By Aloysius Odii, University of Nigeria
On 11 March 2020, concerned by the alarming levels of spread and the severity of the illness, the World Health Organization (WHO) declared Covid-19 a global pandemic. This blog post is part of a series to reflect on the past year of the COVID-19 pandemic.
Nearly a year after the emergence of COVID-19, government and non-governmental organisations (NGOs) have accepted life during the pandemic as the new normal. After months of restrictions, Nigerian national health authorities now agree that businesses must go on and learning must continue, but there must be strict protective measures to prevent the spread of the virus. Hence, restrictions in different sectors were lifted with clear guidelines for reopening.
In Nigeria’s education sector, the Nigerian Centre for Disease Control (NCDC) emphasized that for safe reopening, schools must be ready to implement infection prevention and control measures. These measures included ensuring physical distancing, frequent handwashing, and the use of face masks in school environments.
On 23 March 2020, the Academic Staff Union of Universities (ASUU) declared a nationwide strike following a disagreement with the federal government. A week later, the federal government announced the first lockdown in three states, and this was later widened to more states due to the rapid spread of COVID-19. After the restriction of movement was lifted, Universities remained closed until 18 January 2021 when the strike was called off. For safe reopening of schools, NCDC requested that school administrators put up a checklist to ensure compliance and adherence with preventive measures. They warned that learning facilities must make water, sanitation and hygiene (WASH) facilities available, including hand-washing equipment and soaps, and ensure that learners stay two-meters from each other and use face masks. Schools were also required to set up committees to monitor and promote compliance.
Declining adherence to COVID-19 Guidelines in Nigerian universities
In compliance with NCDC guidelines for safe reopening of schools, most schools set up washing equipment in strategic points, and students were required to wear a face mask in class and other public spaces. ‘No face mask, no entry’ signs could be seen in major entrance within the school environment. School administrators also setup COVID-19 committees at the faculty and departmental level to monitor and promote compliance and explore different ways of limiting contacts among students and persons within the university community. However, five weeks into resumption, my observation in three Nigerian universities was that compliance to these measures declined sharply. Most students now attend classes without regard for two-meter distance, face masks and other protective equipment recommended by NCDC. Public spaces formerly out-of-bounds to people without face mask became accessible to everyone. In fact, the university carried on like the ‘old normal’, except for few individuals who adhered.

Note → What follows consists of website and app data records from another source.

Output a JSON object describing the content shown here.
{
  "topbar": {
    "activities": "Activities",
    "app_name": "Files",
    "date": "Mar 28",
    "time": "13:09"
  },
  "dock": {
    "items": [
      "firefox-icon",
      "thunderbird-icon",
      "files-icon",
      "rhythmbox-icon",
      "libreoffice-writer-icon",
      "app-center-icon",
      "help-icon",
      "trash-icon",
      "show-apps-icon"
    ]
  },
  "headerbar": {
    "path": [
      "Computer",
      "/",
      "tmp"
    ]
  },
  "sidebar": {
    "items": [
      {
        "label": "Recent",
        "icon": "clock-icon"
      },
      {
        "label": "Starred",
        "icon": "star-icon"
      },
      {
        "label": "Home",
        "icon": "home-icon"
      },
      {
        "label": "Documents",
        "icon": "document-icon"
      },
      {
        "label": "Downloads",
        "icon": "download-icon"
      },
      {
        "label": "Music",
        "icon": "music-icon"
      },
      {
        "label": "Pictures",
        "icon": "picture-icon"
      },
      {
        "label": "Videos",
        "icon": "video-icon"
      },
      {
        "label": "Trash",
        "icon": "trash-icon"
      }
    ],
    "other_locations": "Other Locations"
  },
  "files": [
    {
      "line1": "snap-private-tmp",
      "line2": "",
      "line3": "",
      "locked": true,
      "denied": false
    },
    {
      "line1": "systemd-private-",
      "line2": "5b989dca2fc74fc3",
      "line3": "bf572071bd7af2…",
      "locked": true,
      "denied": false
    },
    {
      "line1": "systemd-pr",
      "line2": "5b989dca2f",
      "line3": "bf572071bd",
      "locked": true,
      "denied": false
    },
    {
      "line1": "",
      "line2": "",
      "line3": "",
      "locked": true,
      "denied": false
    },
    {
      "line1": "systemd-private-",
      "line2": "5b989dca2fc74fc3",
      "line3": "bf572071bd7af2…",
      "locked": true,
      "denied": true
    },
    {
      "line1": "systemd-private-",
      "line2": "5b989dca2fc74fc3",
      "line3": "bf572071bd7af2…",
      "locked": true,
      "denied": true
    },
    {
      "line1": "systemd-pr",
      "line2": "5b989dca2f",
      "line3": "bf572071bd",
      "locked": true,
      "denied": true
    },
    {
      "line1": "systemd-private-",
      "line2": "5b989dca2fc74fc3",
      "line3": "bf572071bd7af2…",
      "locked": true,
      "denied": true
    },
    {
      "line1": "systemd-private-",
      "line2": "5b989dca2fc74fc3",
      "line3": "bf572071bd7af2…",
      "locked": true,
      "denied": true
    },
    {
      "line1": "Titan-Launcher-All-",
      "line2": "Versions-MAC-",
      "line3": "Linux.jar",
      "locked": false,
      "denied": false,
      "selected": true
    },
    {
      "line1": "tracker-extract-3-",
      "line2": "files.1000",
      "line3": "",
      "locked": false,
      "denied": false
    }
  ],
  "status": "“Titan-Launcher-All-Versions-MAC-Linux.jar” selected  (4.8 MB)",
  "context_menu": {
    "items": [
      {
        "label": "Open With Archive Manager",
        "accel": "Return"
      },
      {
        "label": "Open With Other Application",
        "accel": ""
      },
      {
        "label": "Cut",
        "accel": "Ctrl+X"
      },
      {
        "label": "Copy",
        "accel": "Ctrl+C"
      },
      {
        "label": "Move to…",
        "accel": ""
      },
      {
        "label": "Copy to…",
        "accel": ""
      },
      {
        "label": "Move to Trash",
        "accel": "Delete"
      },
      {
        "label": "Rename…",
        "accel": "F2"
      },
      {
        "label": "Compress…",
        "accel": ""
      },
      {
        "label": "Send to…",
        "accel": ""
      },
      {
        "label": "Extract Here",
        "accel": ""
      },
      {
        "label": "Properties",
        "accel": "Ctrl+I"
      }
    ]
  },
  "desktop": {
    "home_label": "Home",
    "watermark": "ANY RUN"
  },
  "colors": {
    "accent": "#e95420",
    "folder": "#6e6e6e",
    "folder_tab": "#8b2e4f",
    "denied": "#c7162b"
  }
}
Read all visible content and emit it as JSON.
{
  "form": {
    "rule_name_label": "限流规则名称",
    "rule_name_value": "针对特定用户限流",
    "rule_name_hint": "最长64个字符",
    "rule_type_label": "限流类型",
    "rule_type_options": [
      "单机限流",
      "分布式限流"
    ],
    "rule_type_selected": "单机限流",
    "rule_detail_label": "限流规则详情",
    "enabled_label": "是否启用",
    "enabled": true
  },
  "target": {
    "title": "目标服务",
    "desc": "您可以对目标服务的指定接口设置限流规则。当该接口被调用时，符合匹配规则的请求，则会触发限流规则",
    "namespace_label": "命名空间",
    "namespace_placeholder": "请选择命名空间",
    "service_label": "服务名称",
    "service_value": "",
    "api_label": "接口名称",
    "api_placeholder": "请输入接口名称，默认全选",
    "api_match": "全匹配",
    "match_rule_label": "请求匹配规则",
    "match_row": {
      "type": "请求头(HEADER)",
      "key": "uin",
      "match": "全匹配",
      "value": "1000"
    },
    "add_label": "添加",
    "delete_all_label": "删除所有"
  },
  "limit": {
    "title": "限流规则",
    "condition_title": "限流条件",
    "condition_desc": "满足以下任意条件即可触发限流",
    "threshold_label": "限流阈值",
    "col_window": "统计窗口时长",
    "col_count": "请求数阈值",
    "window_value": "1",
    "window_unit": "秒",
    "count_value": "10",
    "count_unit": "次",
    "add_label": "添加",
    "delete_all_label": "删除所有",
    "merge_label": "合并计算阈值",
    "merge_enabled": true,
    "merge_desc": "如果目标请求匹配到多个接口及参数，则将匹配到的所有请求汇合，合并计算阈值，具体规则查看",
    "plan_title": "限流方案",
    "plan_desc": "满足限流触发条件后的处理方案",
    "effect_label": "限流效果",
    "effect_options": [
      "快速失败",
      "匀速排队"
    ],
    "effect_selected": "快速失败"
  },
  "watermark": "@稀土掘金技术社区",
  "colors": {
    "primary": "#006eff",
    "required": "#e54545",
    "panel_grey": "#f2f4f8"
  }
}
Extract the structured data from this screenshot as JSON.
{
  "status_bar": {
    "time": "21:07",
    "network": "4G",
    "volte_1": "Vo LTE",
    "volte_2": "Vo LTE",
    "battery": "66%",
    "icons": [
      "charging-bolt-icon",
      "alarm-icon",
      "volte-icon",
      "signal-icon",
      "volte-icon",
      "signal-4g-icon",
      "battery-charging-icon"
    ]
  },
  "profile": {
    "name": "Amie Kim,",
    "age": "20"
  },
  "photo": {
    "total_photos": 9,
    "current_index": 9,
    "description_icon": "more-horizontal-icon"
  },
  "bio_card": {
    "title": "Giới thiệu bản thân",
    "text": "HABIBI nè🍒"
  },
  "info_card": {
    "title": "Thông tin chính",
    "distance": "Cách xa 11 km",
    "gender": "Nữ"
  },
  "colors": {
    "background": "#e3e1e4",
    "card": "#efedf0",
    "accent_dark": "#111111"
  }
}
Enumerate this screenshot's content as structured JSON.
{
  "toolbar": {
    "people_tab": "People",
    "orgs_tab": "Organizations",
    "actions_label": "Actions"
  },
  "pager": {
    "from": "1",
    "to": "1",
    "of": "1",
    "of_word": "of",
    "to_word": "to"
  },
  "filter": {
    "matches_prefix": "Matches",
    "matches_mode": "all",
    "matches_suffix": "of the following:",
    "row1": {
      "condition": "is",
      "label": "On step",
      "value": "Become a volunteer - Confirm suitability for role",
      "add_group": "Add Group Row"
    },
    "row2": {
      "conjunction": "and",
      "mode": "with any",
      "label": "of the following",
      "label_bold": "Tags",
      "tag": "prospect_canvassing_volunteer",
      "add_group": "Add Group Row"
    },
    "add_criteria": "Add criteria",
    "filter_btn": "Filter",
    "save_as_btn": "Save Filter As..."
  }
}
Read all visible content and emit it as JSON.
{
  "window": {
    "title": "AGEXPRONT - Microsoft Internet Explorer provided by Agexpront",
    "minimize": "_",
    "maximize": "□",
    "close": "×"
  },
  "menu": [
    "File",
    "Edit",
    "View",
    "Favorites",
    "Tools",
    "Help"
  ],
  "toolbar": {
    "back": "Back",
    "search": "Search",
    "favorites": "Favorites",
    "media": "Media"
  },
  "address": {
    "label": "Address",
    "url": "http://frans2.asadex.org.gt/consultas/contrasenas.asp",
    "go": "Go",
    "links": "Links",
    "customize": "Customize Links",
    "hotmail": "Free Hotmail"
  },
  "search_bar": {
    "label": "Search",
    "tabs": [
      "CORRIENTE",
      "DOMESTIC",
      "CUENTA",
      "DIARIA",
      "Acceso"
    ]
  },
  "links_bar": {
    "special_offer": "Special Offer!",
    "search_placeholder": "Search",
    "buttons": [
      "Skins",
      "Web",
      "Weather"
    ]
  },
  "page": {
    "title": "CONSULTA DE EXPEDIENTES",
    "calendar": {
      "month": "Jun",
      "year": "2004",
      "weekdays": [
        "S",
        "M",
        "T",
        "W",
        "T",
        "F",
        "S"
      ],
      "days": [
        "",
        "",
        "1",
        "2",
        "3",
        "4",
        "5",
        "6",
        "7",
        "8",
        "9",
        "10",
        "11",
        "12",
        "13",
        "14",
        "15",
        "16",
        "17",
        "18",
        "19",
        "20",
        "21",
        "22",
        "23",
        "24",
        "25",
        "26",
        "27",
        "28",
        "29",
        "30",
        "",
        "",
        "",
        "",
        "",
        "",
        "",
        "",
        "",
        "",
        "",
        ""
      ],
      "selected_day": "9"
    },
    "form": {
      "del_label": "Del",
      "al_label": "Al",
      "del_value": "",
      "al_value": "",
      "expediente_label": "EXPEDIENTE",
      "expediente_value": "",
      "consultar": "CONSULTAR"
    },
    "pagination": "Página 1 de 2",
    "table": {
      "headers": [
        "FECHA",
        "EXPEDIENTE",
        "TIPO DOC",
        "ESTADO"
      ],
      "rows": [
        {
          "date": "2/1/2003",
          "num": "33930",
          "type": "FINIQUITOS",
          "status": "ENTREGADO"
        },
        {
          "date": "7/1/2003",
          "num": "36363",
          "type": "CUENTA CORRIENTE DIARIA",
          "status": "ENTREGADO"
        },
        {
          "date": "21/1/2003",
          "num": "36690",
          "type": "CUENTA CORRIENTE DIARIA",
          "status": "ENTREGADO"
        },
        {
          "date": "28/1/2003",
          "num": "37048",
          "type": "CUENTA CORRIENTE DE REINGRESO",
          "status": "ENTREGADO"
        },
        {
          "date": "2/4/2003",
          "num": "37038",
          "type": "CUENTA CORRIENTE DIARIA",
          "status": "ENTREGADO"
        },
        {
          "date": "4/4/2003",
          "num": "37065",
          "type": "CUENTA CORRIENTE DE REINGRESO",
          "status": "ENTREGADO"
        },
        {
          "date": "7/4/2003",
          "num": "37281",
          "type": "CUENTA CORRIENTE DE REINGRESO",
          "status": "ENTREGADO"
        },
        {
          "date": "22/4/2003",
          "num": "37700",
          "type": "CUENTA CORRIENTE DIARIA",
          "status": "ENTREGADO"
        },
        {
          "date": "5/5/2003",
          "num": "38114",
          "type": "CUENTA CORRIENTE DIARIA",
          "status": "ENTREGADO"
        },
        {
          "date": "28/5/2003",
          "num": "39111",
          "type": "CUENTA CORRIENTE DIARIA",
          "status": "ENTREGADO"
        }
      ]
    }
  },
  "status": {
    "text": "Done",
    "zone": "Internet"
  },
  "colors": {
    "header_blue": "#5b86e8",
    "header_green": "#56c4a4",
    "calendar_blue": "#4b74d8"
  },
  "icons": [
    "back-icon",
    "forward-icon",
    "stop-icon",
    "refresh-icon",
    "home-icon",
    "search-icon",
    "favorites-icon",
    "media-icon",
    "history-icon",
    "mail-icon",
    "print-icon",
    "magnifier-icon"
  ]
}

It is predicted that, over time, compliance to the use of protective measures will decline. This, however, is not because of fatigue but because of optimum bias – the idea that people will predict that others have greater chance of falling into calamity than themselves. A survey in four countries has shown that, indeed, people are optimistic about the risk of being infected with the virus. In fact, about half of the participants judged that COVID-19 is less likely to happen to them than to other people. This feeling of optimism may be the trigger for declining compliance to COVID-19 preventive measures recommended to the university community.
What needs to be done
NCDC prepared the guidelines for safe reopening of schools but did not anticipate that, over time, compliance to the measures would decline due to optimism about the risk of being infected with the virus. As a result, the guidelines did not contain strategies to sustain the measures put in place. Another major weakness in the NCDC guidelines is that they did not mandate health workers in school-based health centres to be included in COVID-19 committees. Considering that most Nigerian universities have their established health centres where students seek first-hand health services, leveraging on resources available in these health centres could be key to addressing decline in adherence to COVID-19 preventive measures. This is because, experiments have shown that people will most likely listen to experts, so including health workers as part of the committee would likely encourage people to adopt the advised health practices. Also, health workers in school-based health centres are part of the university community and so know the proper approach to drive health policies.
University administrators must, therefore, consider the importance of sustaining persuasive health messages that centre around the fact that everyone is at risk. Such messages must focus on maintaining high perceptions of risk to dissuade the idea that the virus will not affect certain people. Health workers in school-based health centres are in strategic position to drive such messages.